TASK DETAILS:
Which of the lines below hold the word "this"? Pull each of them out.

SOURCE INFORMATION:
++++
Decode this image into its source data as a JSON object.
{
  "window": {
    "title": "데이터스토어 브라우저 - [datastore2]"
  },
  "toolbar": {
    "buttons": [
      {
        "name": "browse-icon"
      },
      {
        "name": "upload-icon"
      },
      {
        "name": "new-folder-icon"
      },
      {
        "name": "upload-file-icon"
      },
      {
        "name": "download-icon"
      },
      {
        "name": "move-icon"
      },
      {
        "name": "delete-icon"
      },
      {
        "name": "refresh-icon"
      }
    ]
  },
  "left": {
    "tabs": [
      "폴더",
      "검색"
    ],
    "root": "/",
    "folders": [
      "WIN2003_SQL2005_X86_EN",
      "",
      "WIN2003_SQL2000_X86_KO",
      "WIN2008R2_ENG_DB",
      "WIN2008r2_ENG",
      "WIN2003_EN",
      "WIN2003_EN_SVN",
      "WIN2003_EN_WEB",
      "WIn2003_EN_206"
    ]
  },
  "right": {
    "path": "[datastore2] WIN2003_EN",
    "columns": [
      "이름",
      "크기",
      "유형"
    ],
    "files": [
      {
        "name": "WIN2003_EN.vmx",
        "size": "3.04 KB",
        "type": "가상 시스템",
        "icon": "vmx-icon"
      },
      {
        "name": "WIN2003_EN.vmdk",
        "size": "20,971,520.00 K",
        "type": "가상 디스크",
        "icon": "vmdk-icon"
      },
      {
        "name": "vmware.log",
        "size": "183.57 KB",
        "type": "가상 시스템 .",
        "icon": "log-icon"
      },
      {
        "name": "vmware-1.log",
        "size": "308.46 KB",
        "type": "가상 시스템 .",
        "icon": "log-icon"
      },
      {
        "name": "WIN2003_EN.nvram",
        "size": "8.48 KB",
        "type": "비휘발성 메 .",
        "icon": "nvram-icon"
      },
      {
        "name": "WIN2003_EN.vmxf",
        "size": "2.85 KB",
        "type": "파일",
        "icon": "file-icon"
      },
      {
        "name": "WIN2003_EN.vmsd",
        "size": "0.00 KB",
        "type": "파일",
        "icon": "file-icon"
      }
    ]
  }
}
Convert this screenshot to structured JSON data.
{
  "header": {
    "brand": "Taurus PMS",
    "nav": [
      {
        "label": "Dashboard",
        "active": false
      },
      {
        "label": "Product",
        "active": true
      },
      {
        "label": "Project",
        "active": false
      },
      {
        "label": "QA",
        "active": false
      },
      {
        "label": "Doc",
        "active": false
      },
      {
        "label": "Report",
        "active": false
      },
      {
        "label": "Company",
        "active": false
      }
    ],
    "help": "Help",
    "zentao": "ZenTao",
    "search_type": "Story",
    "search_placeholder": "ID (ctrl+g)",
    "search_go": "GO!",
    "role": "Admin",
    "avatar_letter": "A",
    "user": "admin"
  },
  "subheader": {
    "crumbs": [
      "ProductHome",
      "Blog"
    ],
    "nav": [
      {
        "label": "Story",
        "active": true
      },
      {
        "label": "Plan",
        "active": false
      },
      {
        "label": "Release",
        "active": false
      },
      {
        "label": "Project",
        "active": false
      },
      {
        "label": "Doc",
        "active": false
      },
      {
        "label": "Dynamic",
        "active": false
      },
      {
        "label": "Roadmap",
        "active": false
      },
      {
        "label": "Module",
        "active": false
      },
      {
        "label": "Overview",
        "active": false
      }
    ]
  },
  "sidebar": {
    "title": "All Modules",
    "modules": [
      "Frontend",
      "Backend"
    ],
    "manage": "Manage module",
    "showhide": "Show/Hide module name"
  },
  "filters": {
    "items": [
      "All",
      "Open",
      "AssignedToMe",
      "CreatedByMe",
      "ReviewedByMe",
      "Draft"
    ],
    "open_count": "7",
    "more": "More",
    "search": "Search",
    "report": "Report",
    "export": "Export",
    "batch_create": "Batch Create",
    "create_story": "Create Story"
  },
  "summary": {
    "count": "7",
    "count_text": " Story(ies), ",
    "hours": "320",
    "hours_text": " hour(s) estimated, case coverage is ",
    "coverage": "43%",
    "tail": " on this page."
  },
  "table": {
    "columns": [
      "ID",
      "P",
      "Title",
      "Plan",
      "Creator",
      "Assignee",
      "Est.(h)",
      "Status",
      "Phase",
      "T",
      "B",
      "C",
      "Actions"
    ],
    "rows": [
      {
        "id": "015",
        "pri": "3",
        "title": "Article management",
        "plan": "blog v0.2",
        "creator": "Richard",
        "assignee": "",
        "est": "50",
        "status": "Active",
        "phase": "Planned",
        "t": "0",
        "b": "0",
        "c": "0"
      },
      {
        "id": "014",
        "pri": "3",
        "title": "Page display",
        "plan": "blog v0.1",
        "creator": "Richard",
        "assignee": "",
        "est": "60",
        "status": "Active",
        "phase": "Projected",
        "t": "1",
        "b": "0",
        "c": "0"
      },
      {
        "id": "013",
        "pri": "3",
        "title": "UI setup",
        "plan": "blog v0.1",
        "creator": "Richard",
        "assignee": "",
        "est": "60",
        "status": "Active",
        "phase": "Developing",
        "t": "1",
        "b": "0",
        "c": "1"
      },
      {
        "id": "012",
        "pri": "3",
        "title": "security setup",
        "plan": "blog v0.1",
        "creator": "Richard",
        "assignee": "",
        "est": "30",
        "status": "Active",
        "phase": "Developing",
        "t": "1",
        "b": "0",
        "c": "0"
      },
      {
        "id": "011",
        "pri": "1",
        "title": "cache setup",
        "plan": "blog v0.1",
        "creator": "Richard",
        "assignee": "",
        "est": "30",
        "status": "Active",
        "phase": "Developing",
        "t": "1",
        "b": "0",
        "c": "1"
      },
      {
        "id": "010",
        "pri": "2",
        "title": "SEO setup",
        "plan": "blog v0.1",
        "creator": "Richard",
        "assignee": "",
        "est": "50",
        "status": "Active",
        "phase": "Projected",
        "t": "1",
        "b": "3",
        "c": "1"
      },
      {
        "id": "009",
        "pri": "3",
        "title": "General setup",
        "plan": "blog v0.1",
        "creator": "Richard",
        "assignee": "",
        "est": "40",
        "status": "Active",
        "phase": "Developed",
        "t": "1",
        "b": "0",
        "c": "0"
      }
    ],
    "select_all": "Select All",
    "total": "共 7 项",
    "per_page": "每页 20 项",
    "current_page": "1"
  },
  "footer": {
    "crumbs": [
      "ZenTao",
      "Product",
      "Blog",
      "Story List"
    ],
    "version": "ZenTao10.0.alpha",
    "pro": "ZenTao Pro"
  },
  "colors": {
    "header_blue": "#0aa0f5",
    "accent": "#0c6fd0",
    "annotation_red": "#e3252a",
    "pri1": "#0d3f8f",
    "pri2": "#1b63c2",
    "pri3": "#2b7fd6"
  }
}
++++
EXERCISE RESULT:
Decode this image into its source data as a JSON object.
Convert this screenshot to structured JSON data.
    "tail": " on this page."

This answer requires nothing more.